It was a necessary escape from the holiday stress.
The music was good and the performers colorful, satirical, shocking, gross, and funny. The gathering crowd at the Blue Moon Tavern in Seattle was fun and friendly. Everyone was having a good time.
For Christmas Eve, I had this assignment to shoot the 7th Annual Christmas Pageant and Midnight Mass for Seattle Weekly. It was quite the experience.
I arrived early to organize my gear and check out the venue. Sorta what I expected, but at the same time, completely unexpected. This will definitely be a challenge.
The lighting was horrible. But what can you do. You make the best of it.
The stage was lit by only two small spotlights and the spillover from the bar’s overhead lights. What little there was, I had to work with, or add some fill flash. Or, in some cases, do both. “Improvise, Adapt, Overcome.”
The key to using fill flash in ambient light is balancing the colors. You can do this one of two ways.
You can use filters on the overhead lights to make them balance with your strobe, or use a filter over your strobe to balance with the overheads.
Since filtering your strobe is easier and costs much less, a simple Daylight to Tungsten filter taped to your flash will make post processing much easier. Even if the color temps are off by ±100° K , the color shift is minimal. Unless you’re a tech guru, you won’t even notice.
Unfortunately, I had forgotten my strobes filters.
Looking over the stage, I pondered my lighting options. Busting out my trusty light meter, I took some ambient readings and just shook my head in disbelief.

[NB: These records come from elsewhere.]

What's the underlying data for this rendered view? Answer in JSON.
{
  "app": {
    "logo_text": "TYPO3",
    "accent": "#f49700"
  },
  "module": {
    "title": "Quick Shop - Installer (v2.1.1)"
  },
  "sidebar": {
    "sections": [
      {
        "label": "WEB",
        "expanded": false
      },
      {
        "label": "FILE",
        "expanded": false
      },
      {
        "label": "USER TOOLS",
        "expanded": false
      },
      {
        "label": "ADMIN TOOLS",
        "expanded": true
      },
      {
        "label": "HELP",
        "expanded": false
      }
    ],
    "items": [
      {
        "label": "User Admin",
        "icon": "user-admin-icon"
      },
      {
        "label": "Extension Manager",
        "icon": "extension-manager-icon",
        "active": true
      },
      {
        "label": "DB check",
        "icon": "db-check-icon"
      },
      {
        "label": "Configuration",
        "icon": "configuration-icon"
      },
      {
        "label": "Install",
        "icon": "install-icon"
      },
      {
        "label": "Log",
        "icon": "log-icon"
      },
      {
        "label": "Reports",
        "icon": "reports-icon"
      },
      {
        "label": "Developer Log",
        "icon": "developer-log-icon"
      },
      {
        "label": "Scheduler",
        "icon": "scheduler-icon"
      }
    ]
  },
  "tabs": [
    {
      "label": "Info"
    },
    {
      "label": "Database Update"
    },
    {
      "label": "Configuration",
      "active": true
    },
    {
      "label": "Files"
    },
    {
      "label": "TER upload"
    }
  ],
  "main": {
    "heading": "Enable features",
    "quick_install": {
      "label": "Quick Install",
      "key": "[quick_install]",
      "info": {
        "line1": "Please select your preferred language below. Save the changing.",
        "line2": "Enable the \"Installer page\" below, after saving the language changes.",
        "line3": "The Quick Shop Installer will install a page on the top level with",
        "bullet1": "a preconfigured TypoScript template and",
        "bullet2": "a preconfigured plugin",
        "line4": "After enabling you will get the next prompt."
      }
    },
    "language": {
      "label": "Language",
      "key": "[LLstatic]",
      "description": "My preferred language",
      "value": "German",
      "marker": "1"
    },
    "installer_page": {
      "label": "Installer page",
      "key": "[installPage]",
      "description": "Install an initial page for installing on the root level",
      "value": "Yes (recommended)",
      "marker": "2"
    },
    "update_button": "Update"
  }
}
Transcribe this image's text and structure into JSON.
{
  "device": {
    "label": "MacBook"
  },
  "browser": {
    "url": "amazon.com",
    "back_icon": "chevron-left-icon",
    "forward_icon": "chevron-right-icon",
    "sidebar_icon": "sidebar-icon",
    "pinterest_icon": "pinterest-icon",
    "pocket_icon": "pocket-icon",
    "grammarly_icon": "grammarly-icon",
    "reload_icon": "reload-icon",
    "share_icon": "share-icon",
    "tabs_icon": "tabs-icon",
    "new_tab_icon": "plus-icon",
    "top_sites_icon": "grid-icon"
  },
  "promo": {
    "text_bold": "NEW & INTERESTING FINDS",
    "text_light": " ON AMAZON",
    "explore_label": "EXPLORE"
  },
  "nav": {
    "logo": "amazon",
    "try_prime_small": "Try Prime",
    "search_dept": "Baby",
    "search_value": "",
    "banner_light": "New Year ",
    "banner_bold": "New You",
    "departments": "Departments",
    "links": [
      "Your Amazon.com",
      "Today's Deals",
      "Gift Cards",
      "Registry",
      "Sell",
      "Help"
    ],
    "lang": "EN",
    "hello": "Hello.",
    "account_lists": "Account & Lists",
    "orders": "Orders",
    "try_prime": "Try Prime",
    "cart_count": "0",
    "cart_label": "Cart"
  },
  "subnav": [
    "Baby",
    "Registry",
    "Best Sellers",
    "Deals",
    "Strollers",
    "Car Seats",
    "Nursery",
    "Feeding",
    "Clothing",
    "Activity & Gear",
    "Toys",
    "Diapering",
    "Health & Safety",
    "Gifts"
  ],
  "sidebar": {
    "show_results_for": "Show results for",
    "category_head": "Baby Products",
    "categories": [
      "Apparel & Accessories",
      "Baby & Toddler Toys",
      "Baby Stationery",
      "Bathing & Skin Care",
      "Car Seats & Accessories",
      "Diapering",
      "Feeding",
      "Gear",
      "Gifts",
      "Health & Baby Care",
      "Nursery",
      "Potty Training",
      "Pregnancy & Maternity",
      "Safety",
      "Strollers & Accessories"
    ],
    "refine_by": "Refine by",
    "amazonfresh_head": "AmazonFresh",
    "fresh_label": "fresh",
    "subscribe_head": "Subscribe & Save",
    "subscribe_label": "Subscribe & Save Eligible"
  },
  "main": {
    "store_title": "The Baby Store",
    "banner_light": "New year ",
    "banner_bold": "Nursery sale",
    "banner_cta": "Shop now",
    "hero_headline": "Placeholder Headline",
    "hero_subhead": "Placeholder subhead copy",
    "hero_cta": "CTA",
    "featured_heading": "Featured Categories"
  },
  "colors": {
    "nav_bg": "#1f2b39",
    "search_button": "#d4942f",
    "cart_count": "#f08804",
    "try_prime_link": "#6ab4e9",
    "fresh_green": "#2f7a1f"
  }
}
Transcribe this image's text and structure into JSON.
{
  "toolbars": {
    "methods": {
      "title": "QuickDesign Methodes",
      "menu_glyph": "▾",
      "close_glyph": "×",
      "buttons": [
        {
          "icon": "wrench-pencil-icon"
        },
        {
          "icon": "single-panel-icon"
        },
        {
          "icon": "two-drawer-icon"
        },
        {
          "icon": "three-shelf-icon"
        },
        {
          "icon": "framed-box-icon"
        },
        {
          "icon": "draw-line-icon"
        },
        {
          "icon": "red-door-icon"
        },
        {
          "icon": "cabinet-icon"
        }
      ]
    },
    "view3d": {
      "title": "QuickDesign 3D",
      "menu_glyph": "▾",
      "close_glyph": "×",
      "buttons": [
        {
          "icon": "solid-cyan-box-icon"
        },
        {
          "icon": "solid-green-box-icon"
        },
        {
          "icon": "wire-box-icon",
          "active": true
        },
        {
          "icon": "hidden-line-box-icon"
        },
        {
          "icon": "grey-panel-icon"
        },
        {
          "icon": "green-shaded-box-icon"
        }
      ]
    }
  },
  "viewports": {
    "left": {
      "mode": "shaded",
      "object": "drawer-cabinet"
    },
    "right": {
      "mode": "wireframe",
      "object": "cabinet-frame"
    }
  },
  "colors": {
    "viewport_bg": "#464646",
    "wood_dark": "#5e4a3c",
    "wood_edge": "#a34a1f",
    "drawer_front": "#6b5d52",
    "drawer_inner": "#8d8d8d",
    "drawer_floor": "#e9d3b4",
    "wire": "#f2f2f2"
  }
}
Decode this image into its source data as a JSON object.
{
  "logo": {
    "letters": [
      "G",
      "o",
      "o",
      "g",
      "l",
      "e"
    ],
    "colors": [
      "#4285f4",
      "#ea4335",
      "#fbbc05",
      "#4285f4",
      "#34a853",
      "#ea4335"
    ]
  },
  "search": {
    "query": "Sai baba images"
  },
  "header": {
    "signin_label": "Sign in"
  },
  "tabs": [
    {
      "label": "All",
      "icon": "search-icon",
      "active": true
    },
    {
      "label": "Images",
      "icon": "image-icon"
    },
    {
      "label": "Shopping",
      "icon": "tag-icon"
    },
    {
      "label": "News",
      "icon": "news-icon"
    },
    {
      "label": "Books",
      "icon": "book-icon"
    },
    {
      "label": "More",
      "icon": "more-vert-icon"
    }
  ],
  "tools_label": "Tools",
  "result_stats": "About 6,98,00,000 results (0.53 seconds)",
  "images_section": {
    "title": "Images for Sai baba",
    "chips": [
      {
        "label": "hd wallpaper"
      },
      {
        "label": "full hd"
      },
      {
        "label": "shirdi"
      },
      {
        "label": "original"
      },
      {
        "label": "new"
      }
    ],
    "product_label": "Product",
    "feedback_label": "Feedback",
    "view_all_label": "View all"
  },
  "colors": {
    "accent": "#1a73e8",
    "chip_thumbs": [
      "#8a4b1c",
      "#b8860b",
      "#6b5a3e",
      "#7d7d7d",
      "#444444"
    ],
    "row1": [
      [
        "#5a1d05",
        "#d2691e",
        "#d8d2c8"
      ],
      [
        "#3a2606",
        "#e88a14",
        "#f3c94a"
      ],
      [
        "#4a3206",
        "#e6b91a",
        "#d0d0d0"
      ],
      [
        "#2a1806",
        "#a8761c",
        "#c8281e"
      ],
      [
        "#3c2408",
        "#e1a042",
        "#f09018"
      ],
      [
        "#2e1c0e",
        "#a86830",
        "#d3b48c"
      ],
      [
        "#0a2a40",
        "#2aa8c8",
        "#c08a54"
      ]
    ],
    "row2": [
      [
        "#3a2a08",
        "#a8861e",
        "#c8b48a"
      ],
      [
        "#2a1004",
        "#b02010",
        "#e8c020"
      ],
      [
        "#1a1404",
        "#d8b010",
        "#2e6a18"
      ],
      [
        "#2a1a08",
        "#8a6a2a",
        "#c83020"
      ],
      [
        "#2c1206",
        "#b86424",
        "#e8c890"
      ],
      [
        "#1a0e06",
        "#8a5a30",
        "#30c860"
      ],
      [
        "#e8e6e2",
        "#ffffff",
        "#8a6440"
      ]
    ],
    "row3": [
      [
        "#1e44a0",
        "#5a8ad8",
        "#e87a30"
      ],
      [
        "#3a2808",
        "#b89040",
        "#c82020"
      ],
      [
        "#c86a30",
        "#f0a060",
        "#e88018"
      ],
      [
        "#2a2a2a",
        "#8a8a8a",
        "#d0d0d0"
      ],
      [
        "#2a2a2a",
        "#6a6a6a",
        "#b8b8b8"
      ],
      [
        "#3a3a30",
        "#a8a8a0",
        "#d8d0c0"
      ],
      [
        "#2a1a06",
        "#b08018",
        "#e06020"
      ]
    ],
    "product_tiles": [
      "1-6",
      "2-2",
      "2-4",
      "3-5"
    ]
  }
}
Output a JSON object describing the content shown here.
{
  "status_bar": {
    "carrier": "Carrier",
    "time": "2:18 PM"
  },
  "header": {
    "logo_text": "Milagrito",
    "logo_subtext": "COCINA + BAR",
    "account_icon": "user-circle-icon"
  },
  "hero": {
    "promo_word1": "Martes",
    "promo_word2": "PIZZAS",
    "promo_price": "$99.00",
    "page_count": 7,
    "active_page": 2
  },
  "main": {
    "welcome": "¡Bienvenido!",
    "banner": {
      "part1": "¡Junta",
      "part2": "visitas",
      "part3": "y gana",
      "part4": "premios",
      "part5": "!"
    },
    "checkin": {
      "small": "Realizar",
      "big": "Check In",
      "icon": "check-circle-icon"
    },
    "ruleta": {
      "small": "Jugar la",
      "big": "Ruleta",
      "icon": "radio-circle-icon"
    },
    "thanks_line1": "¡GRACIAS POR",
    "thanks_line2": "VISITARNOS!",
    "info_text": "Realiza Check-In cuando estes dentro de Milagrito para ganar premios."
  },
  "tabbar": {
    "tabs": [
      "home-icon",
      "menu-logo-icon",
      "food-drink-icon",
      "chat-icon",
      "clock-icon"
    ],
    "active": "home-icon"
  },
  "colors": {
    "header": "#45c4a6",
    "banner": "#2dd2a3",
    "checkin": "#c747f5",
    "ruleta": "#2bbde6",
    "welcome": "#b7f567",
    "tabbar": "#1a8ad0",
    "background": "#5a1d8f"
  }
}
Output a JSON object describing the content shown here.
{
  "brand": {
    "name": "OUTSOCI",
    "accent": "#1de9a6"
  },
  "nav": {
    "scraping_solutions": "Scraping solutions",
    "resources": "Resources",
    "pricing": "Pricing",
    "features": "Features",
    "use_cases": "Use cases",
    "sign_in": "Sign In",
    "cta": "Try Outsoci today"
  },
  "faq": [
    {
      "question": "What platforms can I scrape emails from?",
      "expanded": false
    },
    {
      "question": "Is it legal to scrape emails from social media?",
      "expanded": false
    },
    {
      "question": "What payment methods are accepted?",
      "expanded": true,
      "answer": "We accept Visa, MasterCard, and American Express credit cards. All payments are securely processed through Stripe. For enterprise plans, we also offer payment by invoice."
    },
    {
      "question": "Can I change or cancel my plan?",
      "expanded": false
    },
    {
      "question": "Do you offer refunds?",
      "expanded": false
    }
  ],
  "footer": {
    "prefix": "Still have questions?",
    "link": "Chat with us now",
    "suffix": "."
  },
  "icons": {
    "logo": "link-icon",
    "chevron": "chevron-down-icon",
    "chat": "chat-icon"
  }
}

“Wow. 1/15 at f/2.8 using 1600,” I said to myself, “I’ve shot dungeons that were brighter than this.”
So I set my cameras to the what I needed: following my light meter minus one stop so I can catch some action. Using only my 17-35 f/2.8 and my 85 f/1.8 lenses, I took some test shots.
“Not bad lighting,” I thought, “if the performers act like mannequins.”
As noisy as the bar was beginning to get, it was still peaceful. I think it was the fact I was out in my element shooting and not sitting around the house twiddling my thumbs.
It is one of the best stress relievers I have ever known.
Photography calms my nerves and soothes my soul.
The line up for the show consisted of several bands, a visit by the Birthday Boy himself, Jesus, and Midnight Mass performed by Rev. Darnell Jenkins.
What a show indeed.
And I was NOT prepared for some of the future freakness I would witness.
Death’s Three Sisters started the proceedings with a bang. Then Et Cetera moved the show along with renditions of songs by Chicago.
Jesus and Satan kept the crowd laughing with their jibber jabber pointed sarcasm at each other. Buffy the Trickslayer rapped her way onto the stage with her songs about streetwalking and cash grabbing. It was a great show.
Billy the Fridge filled the stage next. Yep, filled the stage. He is a big man and the big man engaged the crowd with a healthy dose of his food inspired rap songs. All the while dressed as Santa.
Then along came The Donner Vixens prancing their way onto the stage and with their upbeat music got the crowd dancing like their feet were on hot coals. Great music and fun lyrics.
The pièce de résistance was the Rev. Darnell Jenkins conducting of the Midnight Mass. A true spectacle with a bizarre, and somewhat en-“gross”-ing ending.
With all the shows, this turned out to be one Christmas Eve I won’t soon forget.
For more photos of the performers, visit my gallery titled Blue Moon Christmas Pageant.